Then what happens to Krejci? Well, Krejci is a fine pivot man who should be able to get a solid return in a trade. Yes, I said it, Krejci could, and maybe should, be traded. Krejci is the biggest cap hit on the Bruins at $7.25 million a season. This is more than Patrice Bergeron at $6.875 and Zdeno Chara at $4 million.

Bruins management was unwilling to pay their forward of the future, David Pastrnak, more than Brad Marchand and Patrice Bergeron this summer, but they are willing to keep Krejci on the books at a higher cap hit than all of them? That simply makes no sense. There is no comparison between #37 and #46.

Krejci is a talented puck distributor, but he has grown comfortable in the shade of Bergeron’s long shadow. As of late, he seems completely content on the half wall tossing sauce into the center of the ice. Occasionally he’ll pump off a few strides on a rush for good measure.

Though his production is decent, he is frequently on the shelf with unusual injuries and unremarkable without dominating wingers to carry him – see aforementioned rotating door of wingers and reported “back spasms”. This could make trading him, especially with his cap hit, an issue.

The future

The Bruins are trying to embrace the youth movement and incorporate young players in their lineup. The kids have been mostly impressive despite the team’s record of 3-3-1. The future is bright for the Bs, but the kids will eventually need to be paid.

Charlie McAvoy and Brandon Carlo will see their entry level contracts expire after next season, and they will require big paydays at the rate they are progressing, especially McAvoy. Jake Debrusk and Anders Bjork still have a long way to go in their development, but will need contracts following the 2019-20 season, if Boston wants to retain them at that point.

Needless to say, the Bruins will be pressed for cap space in the near future with Krejci locked in until after the 2020-21 season. If the Bruins can find a way to trade Krejci for prospects or picks, they will be in a better position to sign their young talent and solidify a promising future.

Backes may just be another band aid to temporarily cover the wound on the second line, but his contract is set to expire the same time as Krejci’s and is a reduced cap hit of $6 million.

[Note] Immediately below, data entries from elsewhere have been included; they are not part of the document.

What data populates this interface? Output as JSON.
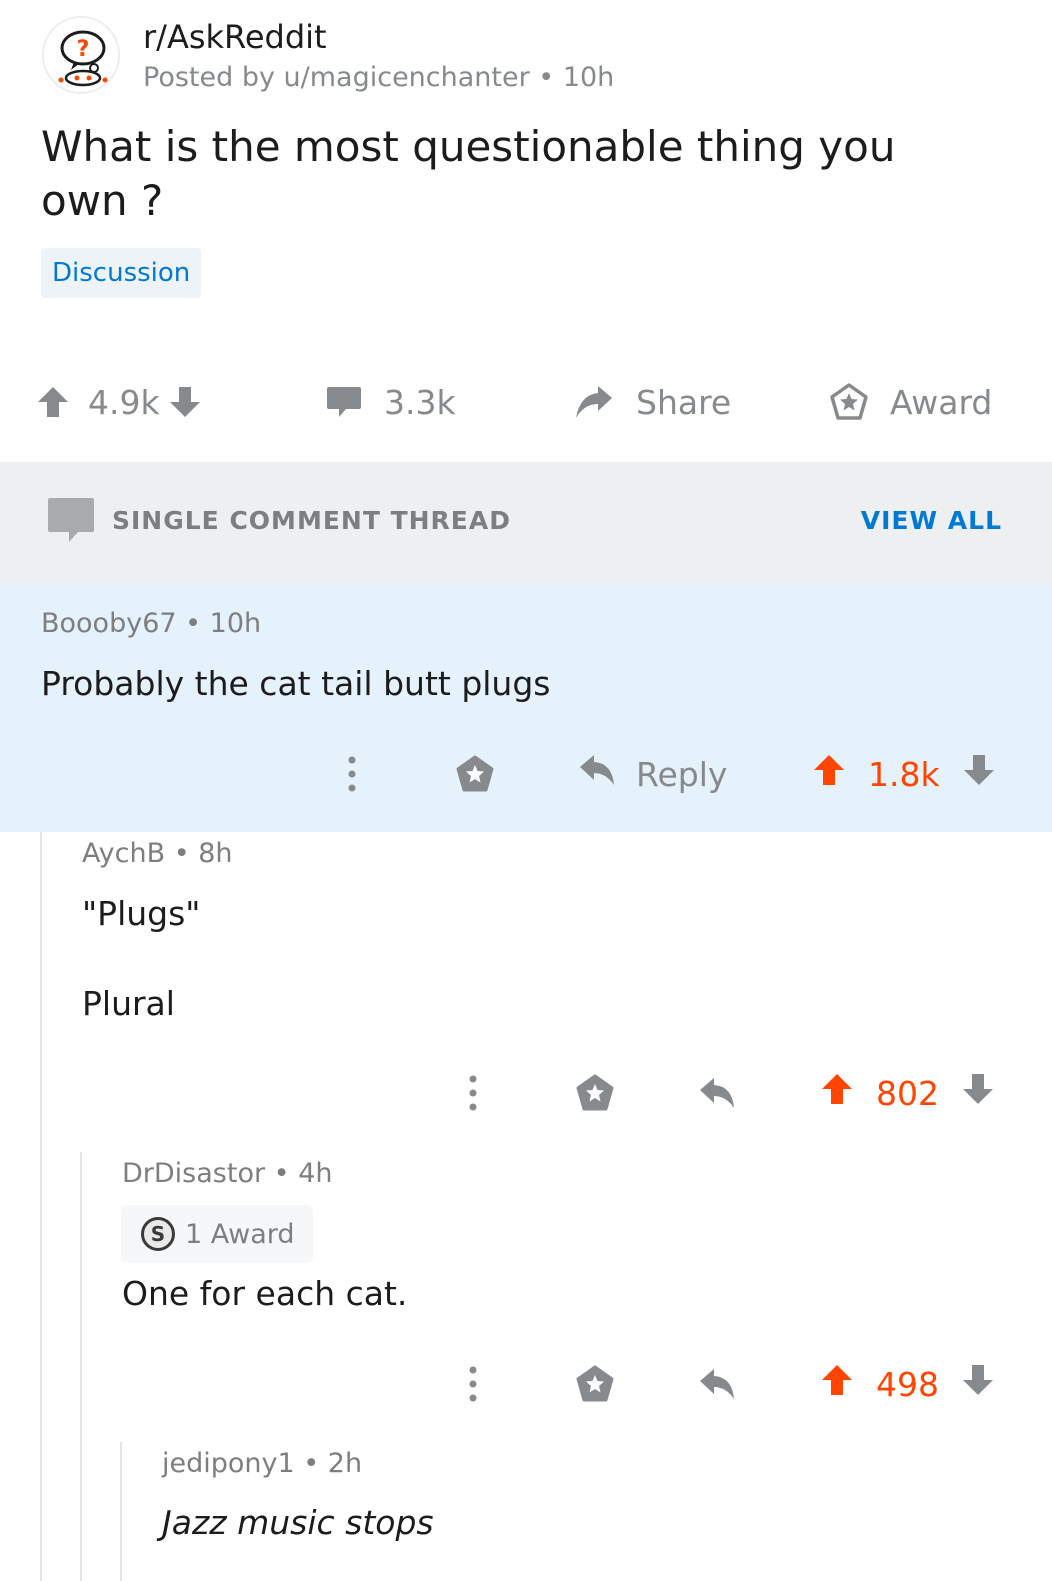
{
  "post": {
    "subreddit": "r/AskReddit",
    "posted_by": "Posted by u/magicenchanter",
    "age": "10h",
    "title": "What is the most questionable thing you own ?",
    "flair": "Discussion",
    "score": "4.9k",
    "comments": "3.3k",
    "share_label": "Share",
    "award_label": "Award"
  },
  "thread_bar": {
    "label": "SINGLE COMMENT THREAD",
    "view_all": "VIEW ALL"
  },
  "comments": [
    {
      "author": "Boooby67",
      "age": "10h",
      "body": "Probably the cat tail butt plugs",
      "reply_label": "Reply",
      "score": "1.8k"
    },
    {
      "author": "AychB",
      "age": "8h",
      "body_lines": [
        "\"Plugs\"",
        "Plural"
      ],
      "score": "802"
    },
    {
      "author": "DrDisastor",
      "age": "4h",
      "award": "1 Award",
      "body": "One for each cat.",
      "score": "498"
    },
    {
      "author": "jedipony1",
      "age": "2h",
      "body": "Jazz music stops"
    }
  ],
  "colors": {
    "upvoted": "#ff4500",
    "link_blue": "#0079d3",
    "highlight_bg": "#e6f2fb",
    "meta_gray": "#878a8c"
  },
  "icons": {
    "subreddit": "askreddit-snoo-icon",
    "upvote": "arrow-up-icon",
    "downvote": "arrow-down-icon",
    "comment": "comment-bubble-icon",
    "share": "share-arrow-icon",
    "award": "award-star-icon",
    "reply": "reply-arrow-icon",
    "more": "more-vertical-icon"
  }
}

His track record proves he can hold down the fort while the Bruins wait on the development of two players.

Ryan Spooner

Ryan Spooner signed a one year contract prior to this season to prove what he is worth after not meeting expectations in his career thus far. Spooner has shown glimpses of being a solid setup man, but has been plagued with inconsistency throughout his young career.

Prior to his injury this season, he seemed to be playing with more purpose and physicality after adding some strength this summer. If Spooner can find consistency when he returns, he may be able to earn an increased role on the team. Perhaps he could also receive a multi-year contract out of it.

Next: The rookie trio in Boston: How are they doing?

Jakob Forsbacka Karlsson

Jacob Forsbacka Karlsson has 5 points in 6 games with Providence this season and all the upside in the world. JFK has drawn comparisons to Bergeron, who he models his game after. Bruins fans would love nothing more than to see the second coming of Saint Patrice. These expectations may be a bit unfair for someone with one NHL game under their belt.

Nevertheless, JFK has a high ceiling and he could and should push for a 3rd or 2nd center duty in the very near future. His entry-level contract is set to expire after 2019-20 season (same as McAvoy and Carlo), because he signed and played one game before the end of last season. All the more reason that big moves will need to be made soon to pave the way for the future.